A crucial part in earth avoiding a Venus-like fate will involve reducing the amount of greenhouse gases we’re pumping into the atmosphere. Cars play a huge role in this. According to the US environmental protection agency, transport accounts for just under a third of global greenhouse gas emissions.
Given the extent to which we’ve all become dependent on greenhouse gas emitting vehicles, the problem might seem insurmountable, but it isn’t. Zero-emission vehicles are already a thing. They have their limitations – a limited driving range and long charging times. These are often cited by anti-electric-vehicle pundits. But the single most significant factor holding back their widespread adoption is their steep sticker prices.
PROPOSED GOVERNMENT SCHEME
Combating this has seen the Government proposing a scheme aimed at nudging Kiwis into buying cleaner, low-emission cars. This would lower the cost of electric vehicles, hybrids and lower emission cars while increasing the price of polluting vehicles like utes, SUVs and trucks.
Under the scheme, a new EV or hybrid would be around $8000 cheaper, while the sticker price of gas-guzzling polluting vehicles would increase by around $3000. The scheme only applies to new cars/trucks/vans/utes/SUVs sold in New Zealand for the first time. Which will see it only affecting new vehicles and imports. Second-hand cars be unaffected.
Given the high stakes nature of the situation, the scheme makes sense on many levels. Once bought, cars tend to stay on the roads for at least 20 years, so increasing the numbers of low to zero-emission vehicles should also result in a long-term decrease in greenhouse gas emissions.
“Farmers and tradies who typically use utes, vans and trucks that emit high levels of greenhouse gases have lashed out at the incentive”
Farmers and tradies who typically use utes, vans and trucks that emit high levels of greenhouse gases have lashed out at the incentive. Saying it’ll put yet another tax on their operations and that these will get passed onto the public.
Greenpeace also says there are problems with the incentive. They question whether making vehicles $3000 more expensive is enough to turn buyers away from polluting greenhouse gas-belching vehicles. Especially vehicles costing upwards of a 100K or more.
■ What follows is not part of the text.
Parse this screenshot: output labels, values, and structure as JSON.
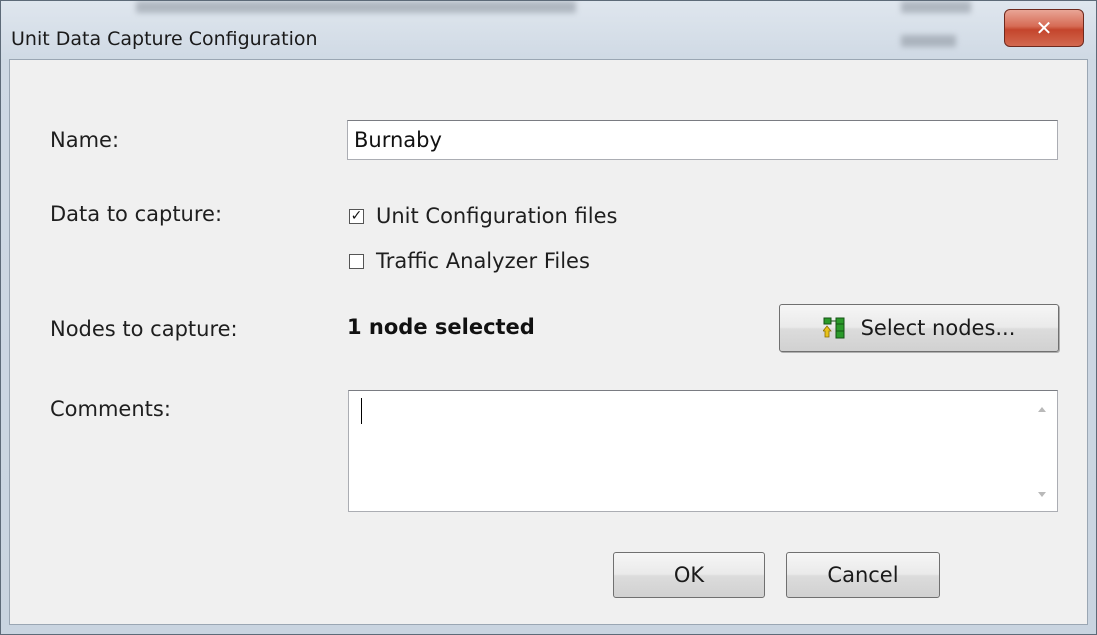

While the scheme is a step in the right direction, we also feel that much more could be done. Perhaps New Zealand could learn a thing or two from Norway. Who, per capita, have more electric cars than anywhere else in the world.
LET’S LEARN FROM NORWAY
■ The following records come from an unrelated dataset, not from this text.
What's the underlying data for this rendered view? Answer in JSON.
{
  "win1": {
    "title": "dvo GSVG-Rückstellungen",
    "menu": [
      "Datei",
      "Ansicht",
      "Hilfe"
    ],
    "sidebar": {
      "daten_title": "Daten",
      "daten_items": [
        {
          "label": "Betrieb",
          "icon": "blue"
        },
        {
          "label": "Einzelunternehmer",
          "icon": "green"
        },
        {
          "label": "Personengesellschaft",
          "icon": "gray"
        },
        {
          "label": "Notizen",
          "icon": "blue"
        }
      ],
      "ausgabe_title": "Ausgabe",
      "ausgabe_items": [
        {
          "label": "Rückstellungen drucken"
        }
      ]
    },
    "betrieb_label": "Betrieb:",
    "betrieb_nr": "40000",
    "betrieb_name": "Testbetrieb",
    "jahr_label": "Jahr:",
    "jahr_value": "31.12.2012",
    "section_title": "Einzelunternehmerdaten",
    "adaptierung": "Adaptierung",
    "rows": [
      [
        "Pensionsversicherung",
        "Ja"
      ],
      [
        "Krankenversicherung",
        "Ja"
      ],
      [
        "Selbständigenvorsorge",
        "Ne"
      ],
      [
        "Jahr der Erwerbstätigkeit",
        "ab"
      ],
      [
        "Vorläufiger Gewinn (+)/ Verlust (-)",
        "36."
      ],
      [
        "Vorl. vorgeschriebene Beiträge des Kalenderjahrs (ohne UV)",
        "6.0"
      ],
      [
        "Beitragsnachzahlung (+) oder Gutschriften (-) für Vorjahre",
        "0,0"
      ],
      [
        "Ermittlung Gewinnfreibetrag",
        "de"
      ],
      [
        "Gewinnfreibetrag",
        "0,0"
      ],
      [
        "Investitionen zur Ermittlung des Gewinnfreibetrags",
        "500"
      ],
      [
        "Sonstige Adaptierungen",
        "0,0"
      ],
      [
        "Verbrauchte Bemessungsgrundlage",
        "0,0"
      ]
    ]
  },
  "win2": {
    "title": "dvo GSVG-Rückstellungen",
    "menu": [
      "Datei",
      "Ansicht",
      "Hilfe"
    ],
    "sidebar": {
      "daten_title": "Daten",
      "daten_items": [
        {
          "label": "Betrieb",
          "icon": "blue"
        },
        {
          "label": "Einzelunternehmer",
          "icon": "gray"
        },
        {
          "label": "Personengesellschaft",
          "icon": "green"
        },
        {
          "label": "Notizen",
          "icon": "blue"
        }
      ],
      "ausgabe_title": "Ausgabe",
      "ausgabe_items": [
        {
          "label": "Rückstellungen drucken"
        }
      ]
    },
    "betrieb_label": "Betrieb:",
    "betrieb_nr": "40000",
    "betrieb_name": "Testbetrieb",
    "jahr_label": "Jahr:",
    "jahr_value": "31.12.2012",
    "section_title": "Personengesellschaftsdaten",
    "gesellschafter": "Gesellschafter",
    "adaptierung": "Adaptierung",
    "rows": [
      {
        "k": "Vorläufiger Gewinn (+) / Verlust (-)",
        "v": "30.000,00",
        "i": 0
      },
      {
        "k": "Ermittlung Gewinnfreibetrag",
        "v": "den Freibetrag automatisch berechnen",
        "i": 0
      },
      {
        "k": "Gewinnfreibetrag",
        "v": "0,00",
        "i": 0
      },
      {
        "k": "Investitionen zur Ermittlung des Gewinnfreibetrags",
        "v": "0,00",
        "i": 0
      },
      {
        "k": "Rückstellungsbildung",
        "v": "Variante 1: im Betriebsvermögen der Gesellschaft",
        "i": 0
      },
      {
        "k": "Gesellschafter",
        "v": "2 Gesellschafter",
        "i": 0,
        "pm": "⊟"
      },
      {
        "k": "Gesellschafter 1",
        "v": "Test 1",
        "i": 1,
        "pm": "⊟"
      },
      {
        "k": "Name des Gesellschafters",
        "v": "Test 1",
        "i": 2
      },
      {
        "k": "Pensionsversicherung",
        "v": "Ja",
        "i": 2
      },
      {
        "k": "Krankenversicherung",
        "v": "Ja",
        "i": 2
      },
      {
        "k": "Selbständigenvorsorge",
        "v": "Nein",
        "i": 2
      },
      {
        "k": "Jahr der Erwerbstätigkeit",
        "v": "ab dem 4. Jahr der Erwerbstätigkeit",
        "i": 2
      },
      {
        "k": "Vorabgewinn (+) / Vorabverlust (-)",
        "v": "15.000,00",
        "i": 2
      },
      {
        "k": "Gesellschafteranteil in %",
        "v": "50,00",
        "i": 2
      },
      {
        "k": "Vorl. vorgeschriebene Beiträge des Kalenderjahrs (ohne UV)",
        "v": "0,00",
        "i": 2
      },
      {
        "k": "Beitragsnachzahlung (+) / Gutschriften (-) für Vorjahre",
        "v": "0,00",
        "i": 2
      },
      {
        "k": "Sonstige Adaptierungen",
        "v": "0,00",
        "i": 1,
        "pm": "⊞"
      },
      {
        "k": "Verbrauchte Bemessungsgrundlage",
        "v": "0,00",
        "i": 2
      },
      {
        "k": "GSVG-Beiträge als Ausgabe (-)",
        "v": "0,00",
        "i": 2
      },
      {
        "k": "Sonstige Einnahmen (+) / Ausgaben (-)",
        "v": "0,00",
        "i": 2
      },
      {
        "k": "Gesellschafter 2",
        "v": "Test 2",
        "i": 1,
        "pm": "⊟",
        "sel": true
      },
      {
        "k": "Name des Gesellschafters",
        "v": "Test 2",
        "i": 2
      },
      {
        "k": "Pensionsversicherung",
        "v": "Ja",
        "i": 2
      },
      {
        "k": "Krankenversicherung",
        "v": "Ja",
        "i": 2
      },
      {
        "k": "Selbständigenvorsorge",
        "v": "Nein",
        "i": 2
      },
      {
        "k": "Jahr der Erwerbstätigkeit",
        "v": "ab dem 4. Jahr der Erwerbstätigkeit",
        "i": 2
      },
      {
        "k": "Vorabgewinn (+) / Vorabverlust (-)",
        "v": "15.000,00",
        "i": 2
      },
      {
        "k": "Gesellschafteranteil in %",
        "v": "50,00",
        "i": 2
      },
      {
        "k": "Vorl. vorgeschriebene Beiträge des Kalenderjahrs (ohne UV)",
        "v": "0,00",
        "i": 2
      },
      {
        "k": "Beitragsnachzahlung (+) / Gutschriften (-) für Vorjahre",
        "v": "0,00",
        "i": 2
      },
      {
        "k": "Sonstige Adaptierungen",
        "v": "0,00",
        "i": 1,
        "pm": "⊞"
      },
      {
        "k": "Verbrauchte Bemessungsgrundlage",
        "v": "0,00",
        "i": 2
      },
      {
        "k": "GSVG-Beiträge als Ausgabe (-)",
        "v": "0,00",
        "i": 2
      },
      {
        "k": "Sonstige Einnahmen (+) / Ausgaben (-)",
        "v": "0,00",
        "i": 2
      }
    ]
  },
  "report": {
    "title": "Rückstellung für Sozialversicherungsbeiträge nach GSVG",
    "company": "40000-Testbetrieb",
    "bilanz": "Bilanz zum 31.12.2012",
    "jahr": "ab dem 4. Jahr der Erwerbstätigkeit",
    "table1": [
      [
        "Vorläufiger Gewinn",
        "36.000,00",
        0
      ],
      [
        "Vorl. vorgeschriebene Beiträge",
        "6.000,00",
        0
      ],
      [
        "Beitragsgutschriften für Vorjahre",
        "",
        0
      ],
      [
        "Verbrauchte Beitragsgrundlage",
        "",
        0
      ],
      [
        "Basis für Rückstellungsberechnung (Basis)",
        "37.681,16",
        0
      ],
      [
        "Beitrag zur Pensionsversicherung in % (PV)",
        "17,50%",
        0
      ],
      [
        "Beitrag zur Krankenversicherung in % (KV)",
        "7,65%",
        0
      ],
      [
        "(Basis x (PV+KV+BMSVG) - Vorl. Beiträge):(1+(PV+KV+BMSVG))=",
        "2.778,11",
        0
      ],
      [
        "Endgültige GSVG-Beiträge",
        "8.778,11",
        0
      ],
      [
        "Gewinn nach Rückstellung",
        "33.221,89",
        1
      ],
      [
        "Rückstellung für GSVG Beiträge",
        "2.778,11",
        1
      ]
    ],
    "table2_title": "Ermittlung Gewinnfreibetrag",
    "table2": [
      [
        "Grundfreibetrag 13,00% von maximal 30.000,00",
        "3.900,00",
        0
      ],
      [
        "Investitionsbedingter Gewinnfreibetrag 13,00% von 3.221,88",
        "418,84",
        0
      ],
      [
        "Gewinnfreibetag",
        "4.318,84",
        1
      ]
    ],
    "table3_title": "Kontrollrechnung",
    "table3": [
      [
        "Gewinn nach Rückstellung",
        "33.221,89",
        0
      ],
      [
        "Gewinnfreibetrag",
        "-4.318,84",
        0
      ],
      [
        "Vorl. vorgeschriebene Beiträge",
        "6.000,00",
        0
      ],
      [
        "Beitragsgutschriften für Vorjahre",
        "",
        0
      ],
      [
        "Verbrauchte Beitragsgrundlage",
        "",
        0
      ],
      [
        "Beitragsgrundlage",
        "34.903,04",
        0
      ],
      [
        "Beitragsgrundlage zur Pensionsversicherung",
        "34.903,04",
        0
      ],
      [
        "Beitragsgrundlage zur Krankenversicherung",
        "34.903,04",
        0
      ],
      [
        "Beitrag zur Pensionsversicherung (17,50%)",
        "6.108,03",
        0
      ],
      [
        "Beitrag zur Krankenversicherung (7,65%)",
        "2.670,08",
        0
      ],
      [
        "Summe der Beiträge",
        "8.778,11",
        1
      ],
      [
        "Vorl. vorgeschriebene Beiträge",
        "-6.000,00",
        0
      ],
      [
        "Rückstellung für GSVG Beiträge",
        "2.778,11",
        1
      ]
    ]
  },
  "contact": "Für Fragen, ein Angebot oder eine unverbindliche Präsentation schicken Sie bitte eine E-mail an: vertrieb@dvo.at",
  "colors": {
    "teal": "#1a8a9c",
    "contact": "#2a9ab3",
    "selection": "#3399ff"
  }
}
This is no accident. Norway has carefully used incentives and disincentives to make electric and hybrid vehicles a significantly more palatable option for car buyers.
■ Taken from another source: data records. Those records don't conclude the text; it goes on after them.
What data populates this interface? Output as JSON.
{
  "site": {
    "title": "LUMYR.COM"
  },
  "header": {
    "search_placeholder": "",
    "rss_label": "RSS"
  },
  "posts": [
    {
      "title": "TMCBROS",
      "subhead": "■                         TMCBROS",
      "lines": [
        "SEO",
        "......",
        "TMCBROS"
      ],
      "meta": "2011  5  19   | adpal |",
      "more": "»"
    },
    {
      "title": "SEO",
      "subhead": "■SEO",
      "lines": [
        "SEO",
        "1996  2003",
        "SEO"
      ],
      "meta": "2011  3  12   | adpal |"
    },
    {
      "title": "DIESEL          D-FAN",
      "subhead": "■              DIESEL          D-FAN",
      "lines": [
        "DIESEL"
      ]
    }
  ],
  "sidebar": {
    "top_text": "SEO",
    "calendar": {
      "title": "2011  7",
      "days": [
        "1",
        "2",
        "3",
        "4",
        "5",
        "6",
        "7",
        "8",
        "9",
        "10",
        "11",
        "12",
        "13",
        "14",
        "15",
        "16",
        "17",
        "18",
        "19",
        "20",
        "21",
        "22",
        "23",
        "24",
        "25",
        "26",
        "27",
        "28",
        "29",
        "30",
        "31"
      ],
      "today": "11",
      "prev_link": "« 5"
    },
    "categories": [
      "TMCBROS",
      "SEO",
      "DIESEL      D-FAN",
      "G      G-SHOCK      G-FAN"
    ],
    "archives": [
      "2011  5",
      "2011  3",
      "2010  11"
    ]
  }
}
Norway has not only made electric vehicles more affordable. They also use taxes on non-electric-vehicles to cover incentives for electric vehicles, meaning that electric/hybrid vehicles are tax-free, and have no registration tax, no annual ownership taxes, and no fuel taxes or road charges.
Even ferry fares are reduced. EVs can also use bus lanes, while public parking fees are also axed for electric vehicles. While their internal combustion petrol/diesel-burning counterparts are paying increasingly steep prices at the fuel pump, there are also free public charging stations.
I sympathise with farmers. But the reality is that most of the vehicles they use are subsidised by tax write-offs. It also strikes me as nothing short of incredible … that farmers are complaining when their very livelihood is so closely tied to the planet not becoming a polluted toxic dustbowl.
Steady improvements to battery technologies, plus more enlightened government policies and improving economies of scale will eventually see electric vehicles become commonplace in terms of affordable EVs and Climate Change. But the burning question now is: can we reduce the volume of greenhouse gases being belched into the air, before it is too late?